>>>>>

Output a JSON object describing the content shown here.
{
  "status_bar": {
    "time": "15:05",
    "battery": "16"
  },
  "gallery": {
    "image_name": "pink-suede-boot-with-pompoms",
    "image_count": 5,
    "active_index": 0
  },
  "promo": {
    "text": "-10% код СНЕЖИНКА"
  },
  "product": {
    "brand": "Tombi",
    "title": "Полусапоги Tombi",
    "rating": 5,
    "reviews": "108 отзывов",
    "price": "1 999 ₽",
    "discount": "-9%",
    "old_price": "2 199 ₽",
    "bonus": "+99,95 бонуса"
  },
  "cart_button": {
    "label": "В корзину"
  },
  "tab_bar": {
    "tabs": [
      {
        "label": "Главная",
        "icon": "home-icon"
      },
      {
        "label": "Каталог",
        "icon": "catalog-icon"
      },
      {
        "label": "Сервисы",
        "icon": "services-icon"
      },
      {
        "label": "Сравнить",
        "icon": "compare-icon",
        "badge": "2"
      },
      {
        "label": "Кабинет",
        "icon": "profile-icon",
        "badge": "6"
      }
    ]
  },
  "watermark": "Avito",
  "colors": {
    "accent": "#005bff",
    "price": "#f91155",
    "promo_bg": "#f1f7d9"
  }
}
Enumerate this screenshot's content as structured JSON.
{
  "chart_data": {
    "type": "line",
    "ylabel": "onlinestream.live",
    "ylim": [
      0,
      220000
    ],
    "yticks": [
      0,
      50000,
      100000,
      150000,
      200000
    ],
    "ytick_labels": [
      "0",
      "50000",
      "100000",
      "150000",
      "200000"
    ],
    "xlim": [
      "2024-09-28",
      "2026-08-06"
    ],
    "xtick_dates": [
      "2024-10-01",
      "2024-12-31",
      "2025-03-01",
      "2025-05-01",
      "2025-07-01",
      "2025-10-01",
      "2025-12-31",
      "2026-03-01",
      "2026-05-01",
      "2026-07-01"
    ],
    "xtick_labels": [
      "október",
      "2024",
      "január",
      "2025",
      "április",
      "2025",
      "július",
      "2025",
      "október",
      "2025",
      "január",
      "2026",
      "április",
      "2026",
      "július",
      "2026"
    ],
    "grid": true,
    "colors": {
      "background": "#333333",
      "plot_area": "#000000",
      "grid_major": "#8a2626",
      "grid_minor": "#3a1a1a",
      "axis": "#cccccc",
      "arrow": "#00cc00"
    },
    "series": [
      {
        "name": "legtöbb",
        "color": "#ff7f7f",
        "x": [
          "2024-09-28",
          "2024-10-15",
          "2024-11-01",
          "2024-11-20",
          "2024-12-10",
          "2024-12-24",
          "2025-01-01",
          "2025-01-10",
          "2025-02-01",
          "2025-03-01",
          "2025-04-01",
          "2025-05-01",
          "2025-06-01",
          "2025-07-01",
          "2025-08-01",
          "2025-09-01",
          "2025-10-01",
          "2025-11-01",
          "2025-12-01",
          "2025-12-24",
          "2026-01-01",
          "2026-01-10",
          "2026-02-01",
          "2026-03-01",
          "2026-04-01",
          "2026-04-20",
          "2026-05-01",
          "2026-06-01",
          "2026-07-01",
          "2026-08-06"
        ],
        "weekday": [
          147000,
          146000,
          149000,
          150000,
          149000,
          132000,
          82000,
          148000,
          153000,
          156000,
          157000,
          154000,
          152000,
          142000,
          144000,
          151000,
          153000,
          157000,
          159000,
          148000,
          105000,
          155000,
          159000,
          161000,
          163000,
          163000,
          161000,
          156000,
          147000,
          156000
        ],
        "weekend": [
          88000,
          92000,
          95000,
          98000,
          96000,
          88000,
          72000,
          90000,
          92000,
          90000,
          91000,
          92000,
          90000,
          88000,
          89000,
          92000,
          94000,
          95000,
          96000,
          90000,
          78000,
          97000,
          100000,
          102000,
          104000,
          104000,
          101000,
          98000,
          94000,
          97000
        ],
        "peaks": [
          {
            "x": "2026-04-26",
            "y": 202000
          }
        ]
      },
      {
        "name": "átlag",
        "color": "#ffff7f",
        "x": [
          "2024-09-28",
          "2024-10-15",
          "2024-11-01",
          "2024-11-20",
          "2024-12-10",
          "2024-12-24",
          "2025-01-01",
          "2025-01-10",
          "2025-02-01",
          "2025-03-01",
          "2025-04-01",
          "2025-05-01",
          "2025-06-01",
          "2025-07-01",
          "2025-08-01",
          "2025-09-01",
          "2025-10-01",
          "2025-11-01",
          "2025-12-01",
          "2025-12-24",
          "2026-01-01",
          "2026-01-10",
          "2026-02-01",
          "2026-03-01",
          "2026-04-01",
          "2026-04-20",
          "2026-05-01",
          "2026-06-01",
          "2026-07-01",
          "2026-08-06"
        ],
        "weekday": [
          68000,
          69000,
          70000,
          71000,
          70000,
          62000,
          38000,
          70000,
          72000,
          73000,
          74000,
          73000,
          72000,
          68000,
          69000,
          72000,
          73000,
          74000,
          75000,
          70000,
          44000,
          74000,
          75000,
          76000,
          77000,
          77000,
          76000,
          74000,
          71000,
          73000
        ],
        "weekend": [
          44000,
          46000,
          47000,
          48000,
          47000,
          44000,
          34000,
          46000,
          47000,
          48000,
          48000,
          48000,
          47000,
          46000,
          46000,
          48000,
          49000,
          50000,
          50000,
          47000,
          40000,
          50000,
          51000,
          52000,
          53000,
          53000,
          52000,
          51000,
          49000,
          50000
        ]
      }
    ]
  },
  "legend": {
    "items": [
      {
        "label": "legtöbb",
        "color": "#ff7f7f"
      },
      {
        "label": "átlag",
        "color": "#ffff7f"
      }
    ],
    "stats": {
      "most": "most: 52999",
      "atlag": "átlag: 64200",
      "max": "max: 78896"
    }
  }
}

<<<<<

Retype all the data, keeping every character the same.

Worked solution:
Output a JSON object describing the content shown here.
{
  "status_bar": {
    "time": "15:05",
    "battery": "16"
  },
  "gallery": {
    "image_name": "pink-suede-boot-with-pompoms",
    "image_count": 5,
    "active_index": 0
  },
  "promo": {
    "text": "-10% код СНЕЖИНКА"
  },
  "product": {
    "brand": "Tombi",
    "title": "Полусапоги Tombi",
    "rating": 5,
    "reviews": "108 отзывов",
    "price": "1 999 ₽",
    "discount": "-9%",
    "old_price": "2 199 ₽",
    "bonus": "+99,95 бонуса"
  },
  "cart_button": {
    "label": "В корзину"
  },
  "tab_bar": {
    "tabs": [
      {
        "label": "Главная",
        "icon": "home-icon"
      },
      {
        "label": "Каталог",
        "icon": "catalog-icon"
      },
      {
        "label": "Сервисы",
        "icon": "services-icon"
      },
      {
        "label": "Сравнить",
        "icon": "compare-icon",
        "badge": "2"
      },
      {
        "label": "Кабинет",
        "icon": "profile-icon",
        "badge": "6"
      }
    ]
  },
  "watermark": "Avito",
  "colors": {
    "accent": "#005bff",
    "price": "#f91155",
    "promo_bg": "#f1f7d9"
  }
}
Enumerate this screenshot's content as structured JSON.
{
  "chart_data": {
    "type": "line",
    "ylabel": "onlinestream.live",
    "ylim": [
      0,
      220000
    ],
    "yticks": [
      0,
      50000,
      100000,
      150000,
      200000
    ],
    "ytick_labels": [
      "0",
      "50000",
      "100000",
      "150000",
      "200000"
    ],
    "xlim": [
      "2024-09-28",
      "2026-08-06"
    ],
    "xtick_dates": [
      "2024-10-01",
      "2024-12-31",
      "2025-03-01",
      "2025-05-01",
      "2025-07-01",
      "2025-10-01",
      "2025-12-31",
      "2026-03-01",
      "2026-05-01",
      "2026-07-01"
    ],
    "xtick_labels": [
      "október",
      "2024",
      "január",
      "2025",
      "április",
      "2025",
      "július",
      "2025",
      "október",
      "2025",
      "január",
      "2026",
      "április",
      "2026",
      "július",
      "2026"
    ],
    "grid": true,
    "colors": {
      "background": "#333333",
      "plot_area": "#000000",
      "grid_major": "#8a2626",
      "grid_minor": "#3a1a1a",
      "axis": "#cccccc",
      "arrow": "#00cc00"
    },
    "series": [
      {
        "name": "legtöbb",
        "color": "#ff7f7f",
        "x": [
          "2024-09-28",
          "2024-10-15",
          "2024-11-01",
          "2024-11-20",
          "2024-12-10",
          "2024-12-24",
          "2025-01-01",
          "2025-01-10",
          "2025-02-01",
          "2025-03-01",
          "2025-04-01",
          "2025-05-01",
          "2025-06-01",
          "2025-07-01",
          "2025-08-01",
          "2025-09-01",
          "2025-10-01",
          "2025-11-01",
          "2025-12-01",
          "2025-12-24",
          "2026-01-01",
          "2026-01-10",
          "2026-02-01",
          "2026-03-01",
          "2026-04-01",
          "2026-04-20",
          "2026-05-01",
          "2026-06-01",
          "2026-07-01",
          "2026-08-06"
        ],
        "weekday": [
          147000,
          146000,
          149000,
          150000,
          149000,
          132000,
          82000,
          148000,
          153000,
          156000,
          157000,
          154000,
          152000,
          142000,
          144000,
          151000,
          153000,
          157000,
          159000,
          148000,
          105000,
          155000,
          159000,
          161000,
          163000,
          163000,
          161000,
          156000,
          147000,
          156000
        ],
        "weekend": [
          88000,
          92000,
          95000,
          98000,
          96000,
          88000,
          72000,
          90000,
          92000,
          90000,
          91000,
          92000,
          90000,
          88000,
          89000,
          92000,
          94000,
          95000,
          96000,
          90000,
          78000,
          97000,
          100000,
          102000,
          104000,
          104000,
          101000,
          98000,
          94000,
          97000
        ],
        "peaks": [
          {
            "x": "2026-04-26",
            "y": 202000
          }
        ]
      },
      {
        "name": "átlag",
        "color": "#ffff7f",
        "x": [
          "2024-09-28",
          "2024-10-15",
          "2024-11-01",
          "2024-11-20",
          "2024-12-10",
          "2024-12-24",
          "2025-01-01",
          "2025-01-10",
          "2025-02-01",
          "2025-03-01",
          "2025-04-01",
          "2025-05-01",
          "2025-06-01",
          "2025-07-01",
          "2025-08-01",
          "2025-09-01",
          "2025-10-01",
          "2025-11-01",
          "2025-12-01",
          "2025-12-24",
          "2026-01-01",
          "2026-01-10",
          "2026-02-01",
          "2026-03-01",
          "2026-04-01",
          "2026-04-20",
          "2026-05-01",
          "2026-06-01",
          "2026-07-01",
          "2026-08-06"
        ],
        "weekday": [
          68000,
          69000,
          70000,
          71000,
          70000,
          62000,
          38000,
          70000,
          72000,
          73000,
          74000,
          73000,
          72000,
          68000,
          69000,
          72000,
          73000,
          74000,
          75000,
          70000,
          44000,
          74000,
          75000,
          76000,
          77000,
          77000,
          76000,
          74000,
          71000,
          73000
        ],
        "weekend": [
          44000,
          46000,
          47000,
          48000,
          47000,
          44000,
          34000,
          46000,
          47000,
          48000,
          48000,
          48000,
          47000,
          46000,
          46000,
          48000,
          49000,
          50000,
          50000,
          47000,
          40000,
          50000,
          51000,
          52000,
          53000,
          53000,
          52000,
          51000,
          49000,
          50000
        ]
      }
    ]
  },
  "legend": {
    "items": [
      {
        "label": "legtöbb",
        "color": "#ff7f7f"
      },
      {
        "label": "átlag",
        "color": "#ffff7f"
      }
    ],
    "stats": {
      "most": "most: 52999",
      "atlag": "átlag: 64200",
      "max": "max: 78896"
    }
  }
}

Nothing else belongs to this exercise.